Blackstrap is a thick, dark and concentrated syrup with spicy overtones. It can be bitter.
Everything I’ve always read states not to use blackstrap in a recipe unless it specifically calls for it, but I always do. Maybe there are huge differences in brands of molasses? Perhaps some are very bitter and others aren’t?
I use the blackstrap molasses from Wholesome (a US brand), a British brand named Meridien, and a German one from Rapunzel. The German one doesn’t specifically say blackstrap (it seems like all brands here are blackstrap), but it tastes and looks just like the other two that are labeled blackstrap.
How do I make this with regular flour?
If you’re not gluten-free, you can use all-purpose flour or whole wheat flour in its place. That’s how I used to make it.
However, I’m not sure of the baking time. The original recipe on Allrecipes uses a 9″ pan and says to bake it for an hour.
I don’t have a 9″ pan and was worried about it not baking up properly in an 8″ pan with the gluten-free flour, so my version uses a 9″x13″ pan with only a 17-minute bake time. If using wheat flour, I recommend just keeping a close on eye on it. It’s easy to overbake!
Other Gluten-free Christmas Desserts:
- This Grain and Gluten-free Cranberry Orange Cake is a special addition to the holidays. It’s made with only 6 ingredients and can even be made paleo.
- This Cranberry Apple Crisp is super easy to make and a great make-ahead dessert. Can be made gluten-free, vegan, or dairy-free.
- These Almond Flour Sugar Cookies are my favorite cookie-cutter cookies! They’re topped with a cream cheese frosting and decorated however you like. They’re made purely with almond flour, so they’re gluten-free.
- Then there are the show cookies! These Almond Paste Cookies (aka almond horns) look elegant and are dipped in chocolate and rolled in slivered almonds. They’re also naturally gluten-free with paleo and vegan options.
- Pignoli Cookies are another show cookie. They’re super easy to make with only 5 ingredients and rolled in pine nuts. They can be made with or without Almond Paste and can be made paleo.

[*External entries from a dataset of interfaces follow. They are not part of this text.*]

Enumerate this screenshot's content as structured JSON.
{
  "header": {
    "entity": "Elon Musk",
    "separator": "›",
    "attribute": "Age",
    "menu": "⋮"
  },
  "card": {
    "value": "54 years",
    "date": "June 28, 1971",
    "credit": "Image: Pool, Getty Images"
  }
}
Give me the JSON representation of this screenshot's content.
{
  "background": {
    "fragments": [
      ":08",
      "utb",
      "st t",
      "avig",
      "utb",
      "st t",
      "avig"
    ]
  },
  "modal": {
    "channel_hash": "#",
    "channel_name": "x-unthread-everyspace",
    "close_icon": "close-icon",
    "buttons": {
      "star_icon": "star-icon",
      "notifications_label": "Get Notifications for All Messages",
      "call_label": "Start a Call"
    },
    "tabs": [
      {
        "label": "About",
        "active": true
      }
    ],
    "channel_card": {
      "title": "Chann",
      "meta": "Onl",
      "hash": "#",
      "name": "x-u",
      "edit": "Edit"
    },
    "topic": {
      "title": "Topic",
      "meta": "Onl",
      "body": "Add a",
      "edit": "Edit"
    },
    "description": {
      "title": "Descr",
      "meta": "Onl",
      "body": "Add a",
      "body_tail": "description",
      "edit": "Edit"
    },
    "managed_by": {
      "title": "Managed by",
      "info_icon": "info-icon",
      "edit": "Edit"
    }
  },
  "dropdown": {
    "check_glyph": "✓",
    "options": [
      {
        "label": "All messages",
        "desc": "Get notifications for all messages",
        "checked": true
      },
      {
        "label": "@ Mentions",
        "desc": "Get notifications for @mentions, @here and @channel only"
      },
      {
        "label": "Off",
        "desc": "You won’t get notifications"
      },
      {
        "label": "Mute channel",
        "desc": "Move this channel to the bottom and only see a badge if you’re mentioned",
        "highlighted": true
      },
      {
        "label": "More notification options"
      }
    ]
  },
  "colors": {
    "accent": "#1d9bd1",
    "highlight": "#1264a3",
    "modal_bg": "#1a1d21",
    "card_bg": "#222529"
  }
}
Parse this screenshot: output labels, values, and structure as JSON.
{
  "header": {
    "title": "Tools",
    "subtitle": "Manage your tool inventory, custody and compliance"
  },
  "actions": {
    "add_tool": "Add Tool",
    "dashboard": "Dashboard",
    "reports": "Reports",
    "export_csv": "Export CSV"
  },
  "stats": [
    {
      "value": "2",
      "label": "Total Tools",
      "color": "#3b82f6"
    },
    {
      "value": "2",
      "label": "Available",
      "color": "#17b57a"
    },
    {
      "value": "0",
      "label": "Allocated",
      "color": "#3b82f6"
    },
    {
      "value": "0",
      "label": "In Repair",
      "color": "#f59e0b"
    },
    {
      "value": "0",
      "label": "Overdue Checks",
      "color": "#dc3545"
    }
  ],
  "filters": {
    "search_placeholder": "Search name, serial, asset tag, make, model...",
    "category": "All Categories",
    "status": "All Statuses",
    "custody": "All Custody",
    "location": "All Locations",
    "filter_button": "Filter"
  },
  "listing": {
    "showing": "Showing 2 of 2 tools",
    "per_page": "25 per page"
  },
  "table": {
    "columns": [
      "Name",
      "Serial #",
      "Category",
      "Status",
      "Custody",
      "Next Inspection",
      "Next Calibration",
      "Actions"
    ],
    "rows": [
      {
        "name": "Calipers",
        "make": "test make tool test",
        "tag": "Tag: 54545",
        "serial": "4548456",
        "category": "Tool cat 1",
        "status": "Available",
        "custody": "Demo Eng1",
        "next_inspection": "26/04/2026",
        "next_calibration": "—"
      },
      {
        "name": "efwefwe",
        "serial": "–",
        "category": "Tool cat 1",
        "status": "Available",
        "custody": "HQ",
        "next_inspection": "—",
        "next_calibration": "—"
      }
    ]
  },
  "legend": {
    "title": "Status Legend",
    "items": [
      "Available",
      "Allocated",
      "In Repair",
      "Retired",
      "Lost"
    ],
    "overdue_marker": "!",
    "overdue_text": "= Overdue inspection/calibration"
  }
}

- If you want a citrus touch, try these Paleo Orange Cookies! They’re soft and chewy with orange icing that doesn’t melt at room temperature. They’re vegan, paleo, grain-free, gluten-free and dairy-free.
I would love to know what you think! If you make this recipe or any other here on the site, be sure to leave a comment below. If you share your re-creations to the world just tag #texanerin so I can easily find them!
Gluten-free Gingerbread Cake
- Prep Time:
- Cook Time:
- Ready in:
- Yield: 12 slices
- 2 1/2 cups (338 grams) Bob's Red Mill 1-to-1 Gluten-free Baking Flour
- 1 1/2 teaspoons baking soda
- 1 tablespoon ground ginger
- 2 teaspoons ground cinnamon
- 1 teaspoon ground cloves
- 1/2 teaspoon salt
- 1/2 cup (100 grams) granulated sugar or coconut sugar
- 1/2 cup (113 grams) unsalted butter, room temp or 7 1/2 tablespoons canola or vegetable oil + 1/2 tablespoon water
- 1/2 cup (120 grams) unsweetened applesauce
- 1 cup (344 grams) molasses1
- 1 large (50 grams, out of shell) egg
- 1 cup (240 ml) hot water
- Preheat the oven to 350 °F (175 °C). Grease a 9”x13” pan.
- In a medium mixing bowl, stir together the dry ingredients (flour through salt). Set aside.
- In a large mixing bowl using an electric hand mixer, cream together the sugar and butter until light and fluffy. If using oil, you can just mix everything together with a big spoon.
- Beat in the applesauce and the molasses in at medium speed until well combined. Then add in the egg.
- Once the egg is incorporated, add the water. Stir it in using a spoon to begin with (to prevent it from splattering everywhere) and if needed, switch to the hand mixer to get it totally combined.
- Gradually beat in the dry mixture until no more flour streaks remain. You don't want any large lumps, but small ones are okay.
- Pour into the prepared pan and bake for 17-20 minutes or until a toothpick inserted in the middle comes out clean.
- It's fluffiest when warm. I like to microwave it for about 10-20 seconds to make it fluffy again before serving. Once the cake has cooled, you can cover and store it at room temp for up to 4 days. It can also be frozen.
- For dairy-free, be sure to use the oil option.